↓

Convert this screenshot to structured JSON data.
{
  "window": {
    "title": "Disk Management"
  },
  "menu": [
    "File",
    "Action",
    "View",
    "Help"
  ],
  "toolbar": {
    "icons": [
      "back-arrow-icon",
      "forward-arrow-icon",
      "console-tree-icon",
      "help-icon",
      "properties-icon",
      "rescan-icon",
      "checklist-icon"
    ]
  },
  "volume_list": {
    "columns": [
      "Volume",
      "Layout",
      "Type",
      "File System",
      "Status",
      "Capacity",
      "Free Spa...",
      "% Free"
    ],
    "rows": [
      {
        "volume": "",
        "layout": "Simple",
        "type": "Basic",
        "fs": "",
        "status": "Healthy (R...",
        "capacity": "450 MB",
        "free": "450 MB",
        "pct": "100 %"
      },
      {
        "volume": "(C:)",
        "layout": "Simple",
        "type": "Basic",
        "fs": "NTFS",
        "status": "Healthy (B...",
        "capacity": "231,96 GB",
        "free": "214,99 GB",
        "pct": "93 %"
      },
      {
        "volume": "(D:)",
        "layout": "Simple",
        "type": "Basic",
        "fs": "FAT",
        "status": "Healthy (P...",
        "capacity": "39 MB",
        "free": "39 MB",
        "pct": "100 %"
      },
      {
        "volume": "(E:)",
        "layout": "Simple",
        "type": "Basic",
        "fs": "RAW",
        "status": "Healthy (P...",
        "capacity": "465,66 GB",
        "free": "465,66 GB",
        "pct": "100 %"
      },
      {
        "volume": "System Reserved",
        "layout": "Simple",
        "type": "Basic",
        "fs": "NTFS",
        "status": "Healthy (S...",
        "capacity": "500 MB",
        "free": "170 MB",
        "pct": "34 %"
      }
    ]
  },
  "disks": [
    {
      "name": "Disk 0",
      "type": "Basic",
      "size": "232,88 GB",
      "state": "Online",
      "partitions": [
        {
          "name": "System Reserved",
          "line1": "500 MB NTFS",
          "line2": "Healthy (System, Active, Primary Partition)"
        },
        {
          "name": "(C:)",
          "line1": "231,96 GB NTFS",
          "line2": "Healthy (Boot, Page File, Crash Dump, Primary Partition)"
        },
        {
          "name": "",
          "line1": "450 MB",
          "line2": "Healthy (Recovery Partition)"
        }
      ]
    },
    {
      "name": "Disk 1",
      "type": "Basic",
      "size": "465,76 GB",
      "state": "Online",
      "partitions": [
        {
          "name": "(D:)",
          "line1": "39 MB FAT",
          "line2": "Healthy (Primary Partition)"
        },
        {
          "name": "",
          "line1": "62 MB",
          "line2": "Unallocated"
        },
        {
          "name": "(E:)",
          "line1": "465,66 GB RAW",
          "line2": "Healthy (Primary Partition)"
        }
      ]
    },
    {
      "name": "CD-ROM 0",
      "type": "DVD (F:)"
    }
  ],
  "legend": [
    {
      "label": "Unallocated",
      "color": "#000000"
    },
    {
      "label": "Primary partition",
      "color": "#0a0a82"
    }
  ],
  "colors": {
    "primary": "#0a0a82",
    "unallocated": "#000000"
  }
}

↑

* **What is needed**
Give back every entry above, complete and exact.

* **Finished exercise**
Convert this screenshot to structured JSON data.
{
  "window": {
    "title": "Disk Management"
  },
  "menu": [
    "File",
    "Action",
    "View",
    "Help"
  ],
  "toolbar": {
    "icons": [
      "back-arrow-icon",
      "forward-arrow-icon",
      "console-tree-icon",
      "help-icon",
      "properties-icon",
      "rescan-icon",
      "checklist-icon"
    ]
  },
  "volume_list": {
    "columns": [
      "Volume",
      "Layout",
      "Type",
      "File System",
      "Status",
      "Capacity",
      "Free Spa...",
      "% Free"
    ],
    "rows": [
      {
        "volume": "",
        "layout": "Simple",
        "type": "Basic",
        "fs": "",
        "status": "Healthy (R...",
        "capacity": "450 MB",
        "free": "450 MB",
        "pct": "100 %"
      },
      {
        "volume": "(C:)",
        "layout": "Simple",
        "type": "Basic",
        "fs": "NTFS",
        "status": "Healthy (B...",
        "capacity": "231,96 GB",
        "free": "214,99 GB",
        "pct": "93 %"
      },
      {
        "volume": "(D:)",
        "layout": "Simple",
        "type": "Basic",
        "fs": "FAT",
        "status": "Healthy (P...",
        "capacity": "39 MB",
        "free": "39 MB",
        "pct": "100 %"
      },
      {
        "volume": "(E:)",
        "layout": "Simple",
        "type": "Basic",
        "fs": "RAW",
        "status": "Healthy (P...",
        "capacity": "465,66 GB",
        "free": "465,66 GB",
        "pct": "100 %"
      },
      {
        "volume": "System Reserved",
        "layout": "Simple",
        "type": "Basic",
        "fs": "NTFS",
        "status": "Healthy (S...",
        "capacity": "500 MB",
        "free": "170 MB",
        "pct": "34 %"
      }
    ]
  },
  "disks": [
    {
      "name": "Disk 0",
      "type": "Basic",
      "size": "232,88 GB",
      "state": "Online",
      "partitions": [
        {
          "name": "System Reserved",
          "line1": "500 MB NTFS",
          "line2": "Healthy (System, Active, Primary Partition)"
        },
        {
          "name": "(C:)",
          "line1": "231,96 GB NTFS",
          "line2": "Healthy (Boot, Page File, Crash Dump, Primary Partition)"
        },
        {
          "name": "",
          "line1": "450 MB",
          "line2": "Healthy (Recovery Partition)"
        }
      ]
    },
    {
      "name": "Disk 1",
      "type": "Basic",
      "size": "465,76 GB",
      "state": "Online",
      "partitions": [
        {
          "name": "(D:)",
          "line1": "39 MB FAT",
          "line2": "Healthy (Primary Partition)"
        },
        {
          "name": "",
          "line1": "62 MB",
          "line2": "Unallocated"
        },
        {
          "name": "(E:)",
          "line1": "465,66 GB RAW",
          "line2": "Healthy (Primary Partition)"
        }
      ]
    },
    {
      "name": "CD-ROM 0",
      "type": "DVD (F:)"
    }
  ],
  "legend": [
    {
      "label": "Unallocated",
      "color": "#000000"
    },
    {
      "label": "Primary partition",
      "color": "#0a0a82"
    }
  ],
  "colors": {
    "primary": "#0a0a82",
    "unallocated": "#000000"
  }
}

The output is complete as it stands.